Effective starting today, college football coaches my retweet and Like tweets coming from the Twitter profiles of prospective student-athletes under a new NCAA rule. New Penn State offensive coordinator is among many coaches around the country taking full advantage of the new allowance.
As now allowed by the NCAA, coaches may react to Twitter updates from recruits in the form of a retweet or a Like without any punishment from the NCAA for minor violations. Because the NCAA was too worried about upholding and overseeing the social media operations of coaches in the growing field of Twitter, the NCAA decided to open the floodgates instead and allow limited interactions between coaches and recruits in the public eye. Coaches may not, however, send any written comments or mentions to recruits or add on any additional comments to retweets. At the moment, it’s unclear how this new rule will affect online college football odds.
Here’s a good outline of the new social media policy provided by Arizona State’s compliance office last night;
— Sun Devil Compliance (@SunDevilsAsk) July 31, 2016
Since James Franklin was hired by Penn State it quickly became clear Penn State’s coaches were going to be active on Twitter. It did not take long for Penn State coaches to start putting out tweets about the football program and that continues to this day with subtle recruiting news updates and graphics and more. So, as you woke up this morning and started catching up on your Twitter feed, you may have been flooded by retweets from any college football coaches you may follow, including Joe Moorhead. Moorhead has been digging deep into the Twitter archives to retweet posts from recruits receiving offers from Penn State. And I mean deep into the archives, like over 540 days ago.
Like this one, from 541 days ago…
Or this one from 547 days ago…
Moorhead has had some much more recent tweets to share with his followers, in an effort to remind Penn State fans and the specific recruits he has his eyes on them as prospective Nittany Lions. Under the NCAA rule, Moorhead is doing absolutely nothing wrong, and in today’s world of making an impression with recruits, it seems this is the way to go. As pointed out by SB Nation when discussing this rule change in mid-April, teenagers love it.
“I guess now we can see how much love these schools genuinely have for us (laughing emoji),” said Jamyest Williams, an elite Atlanta cornerback recruit.

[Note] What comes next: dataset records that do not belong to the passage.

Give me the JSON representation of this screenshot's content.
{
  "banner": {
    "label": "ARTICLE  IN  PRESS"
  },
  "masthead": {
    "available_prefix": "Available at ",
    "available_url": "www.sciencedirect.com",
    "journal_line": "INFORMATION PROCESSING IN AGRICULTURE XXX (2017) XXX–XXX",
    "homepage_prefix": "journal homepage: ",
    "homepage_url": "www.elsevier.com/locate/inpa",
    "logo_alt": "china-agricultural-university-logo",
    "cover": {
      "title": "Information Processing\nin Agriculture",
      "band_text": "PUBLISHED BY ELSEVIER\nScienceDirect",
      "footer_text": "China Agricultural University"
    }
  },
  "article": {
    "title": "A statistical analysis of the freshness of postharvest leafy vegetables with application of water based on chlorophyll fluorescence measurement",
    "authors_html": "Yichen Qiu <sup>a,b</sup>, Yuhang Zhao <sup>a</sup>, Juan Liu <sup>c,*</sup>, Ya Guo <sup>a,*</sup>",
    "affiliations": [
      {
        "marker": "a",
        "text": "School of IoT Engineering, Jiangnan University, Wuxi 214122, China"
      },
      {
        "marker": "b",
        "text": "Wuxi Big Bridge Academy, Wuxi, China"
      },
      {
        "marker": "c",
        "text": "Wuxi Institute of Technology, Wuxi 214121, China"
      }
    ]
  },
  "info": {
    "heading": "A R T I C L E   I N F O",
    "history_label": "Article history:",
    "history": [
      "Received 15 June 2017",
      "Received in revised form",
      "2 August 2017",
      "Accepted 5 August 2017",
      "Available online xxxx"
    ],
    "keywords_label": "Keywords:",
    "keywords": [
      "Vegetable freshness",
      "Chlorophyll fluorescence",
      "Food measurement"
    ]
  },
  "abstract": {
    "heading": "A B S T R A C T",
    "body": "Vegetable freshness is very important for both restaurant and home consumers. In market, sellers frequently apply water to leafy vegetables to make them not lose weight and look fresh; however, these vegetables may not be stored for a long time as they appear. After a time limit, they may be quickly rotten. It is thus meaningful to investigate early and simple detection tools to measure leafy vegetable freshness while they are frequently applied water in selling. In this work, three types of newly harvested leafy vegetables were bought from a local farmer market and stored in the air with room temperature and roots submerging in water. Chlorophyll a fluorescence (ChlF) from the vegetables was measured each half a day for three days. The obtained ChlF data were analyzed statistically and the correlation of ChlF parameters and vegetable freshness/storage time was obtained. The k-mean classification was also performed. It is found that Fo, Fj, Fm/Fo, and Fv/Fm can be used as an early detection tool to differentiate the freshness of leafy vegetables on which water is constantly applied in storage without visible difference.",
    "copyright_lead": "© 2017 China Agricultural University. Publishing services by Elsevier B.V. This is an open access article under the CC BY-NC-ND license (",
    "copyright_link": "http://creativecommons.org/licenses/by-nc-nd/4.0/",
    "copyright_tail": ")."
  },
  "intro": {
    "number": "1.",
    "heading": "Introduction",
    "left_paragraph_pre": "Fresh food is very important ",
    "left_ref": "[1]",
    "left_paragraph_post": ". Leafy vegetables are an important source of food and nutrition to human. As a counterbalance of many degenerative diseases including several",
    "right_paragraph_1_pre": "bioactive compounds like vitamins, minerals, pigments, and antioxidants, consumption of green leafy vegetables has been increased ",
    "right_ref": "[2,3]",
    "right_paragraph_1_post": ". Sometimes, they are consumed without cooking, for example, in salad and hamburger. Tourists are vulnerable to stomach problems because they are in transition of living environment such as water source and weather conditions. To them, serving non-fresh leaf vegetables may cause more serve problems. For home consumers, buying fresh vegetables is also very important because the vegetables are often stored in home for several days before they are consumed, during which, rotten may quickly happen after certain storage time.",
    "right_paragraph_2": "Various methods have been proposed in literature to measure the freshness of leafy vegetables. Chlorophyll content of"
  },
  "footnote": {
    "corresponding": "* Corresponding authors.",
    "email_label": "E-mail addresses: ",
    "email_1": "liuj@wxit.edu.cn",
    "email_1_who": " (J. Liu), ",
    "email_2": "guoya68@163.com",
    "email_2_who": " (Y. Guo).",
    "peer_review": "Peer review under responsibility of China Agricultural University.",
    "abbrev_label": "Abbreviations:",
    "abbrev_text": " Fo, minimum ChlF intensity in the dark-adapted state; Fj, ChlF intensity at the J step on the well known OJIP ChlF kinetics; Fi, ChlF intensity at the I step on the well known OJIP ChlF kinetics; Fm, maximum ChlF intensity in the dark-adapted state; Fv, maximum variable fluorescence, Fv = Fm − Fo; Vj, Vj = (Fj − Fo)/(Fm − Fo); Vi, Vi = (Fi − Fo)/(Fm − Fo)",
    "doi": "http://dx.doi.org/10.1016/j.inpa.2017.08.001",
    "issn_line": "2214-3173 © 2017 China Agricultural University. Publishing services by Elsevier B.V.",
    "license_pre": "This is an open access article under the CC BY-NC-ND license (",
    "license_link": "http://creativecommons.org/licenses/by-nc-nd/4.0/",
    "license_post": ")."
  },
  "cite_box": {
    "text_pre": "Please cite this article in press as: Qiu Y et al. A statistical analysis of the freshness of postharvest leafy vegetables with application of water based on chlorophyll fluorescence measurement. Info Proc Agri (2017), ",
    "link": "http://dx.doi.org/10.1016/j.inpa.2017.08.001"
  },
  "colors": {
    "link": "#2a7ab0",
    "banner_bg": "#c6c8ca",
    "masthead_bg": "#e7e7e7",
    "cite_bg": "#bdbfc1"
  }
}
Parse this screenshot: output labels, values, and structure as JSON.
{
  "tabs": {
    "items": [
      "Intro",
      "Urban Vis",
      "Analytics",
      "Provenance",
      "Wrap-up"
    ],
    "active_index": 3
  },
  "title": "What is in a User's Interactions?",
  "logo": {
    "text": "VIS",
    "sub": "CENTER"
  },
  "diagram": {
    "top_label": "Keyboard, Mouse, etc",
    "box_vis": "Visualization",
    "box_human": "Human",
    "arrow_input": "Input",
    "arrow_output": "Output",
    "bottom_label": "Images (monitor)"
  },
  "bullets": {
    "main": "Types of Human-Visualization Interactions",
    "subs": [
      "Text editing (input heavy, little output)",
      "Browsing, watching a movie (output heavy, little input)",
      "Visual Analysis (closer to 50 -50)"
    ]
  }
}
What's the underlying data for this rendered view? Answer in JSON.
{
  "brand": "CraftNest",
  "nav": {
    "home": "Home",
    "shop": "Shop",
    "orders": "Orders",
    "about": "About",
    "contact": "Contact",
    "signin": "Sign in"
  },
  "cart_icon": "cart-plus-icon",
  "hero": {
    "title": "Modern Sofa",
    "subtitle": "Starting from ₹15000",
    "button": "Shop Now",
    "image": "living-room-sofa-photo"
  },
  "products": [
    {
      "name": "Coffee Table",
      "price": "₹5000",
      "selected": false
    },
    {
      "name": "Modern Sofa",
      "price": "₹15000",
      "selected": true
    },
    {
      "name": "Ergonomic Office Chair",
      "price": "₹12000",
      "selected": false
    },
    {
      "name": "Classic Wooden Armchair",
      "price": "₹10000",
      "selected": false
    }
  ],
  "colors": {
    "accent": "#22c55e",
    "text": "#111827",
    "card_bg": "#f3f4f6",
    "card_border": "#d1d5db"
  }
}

The overwhelming response was that they will be able to see how much a coach really likes them. Yes, recruits can now use likes and retweets as further evidence of a coach’s interest.
“Sounds good with me, because I really want to see how much interest they have,” said Tyrone Truesdell, a three-star defensive tackle from Georgia.
These quotes expose a new layer of work for staffs. Despite only being able to take average of 20 or so players per class, some staffs give out hundreds of offers. That means hundreds of players might be watching to see which players’ posts a coach likes.
Because of the nature of teenagers, this will absolutely lead to a prospect deciding a school that shares his postings more on Twitter is more interested in him than one who does not. Further, if a staff decides to share tweets from multiple top prospects, the recruit who is really No. 1 on a school’s wishlist might get the idea that he is not so special.
Yes, just like flashy uniforms, high school kids are easy to impress. We’ll see how long the NCAA allows for this to go on, but in the meantime prepare to disable the retweets of coaches or embrace the flooding of retweets in your timeline. It’s not for everybody, but it does give you a bit of an insider’s look at how the coaches are operating.
Again, Moorhead is far from the only coach doing this. In western Pennsylvania, Pitt head coach Pat Narduzzi has been busy this morning tweeting up a storm and also digging into the archives. Western Michigan head coach P.J. Fleck wasted no time in filling up his Twitter timeline with over 20 retweets at the stroke of midnight last night. Miami head coach Mark Richt was among the first coaches to hit the retweet button as well.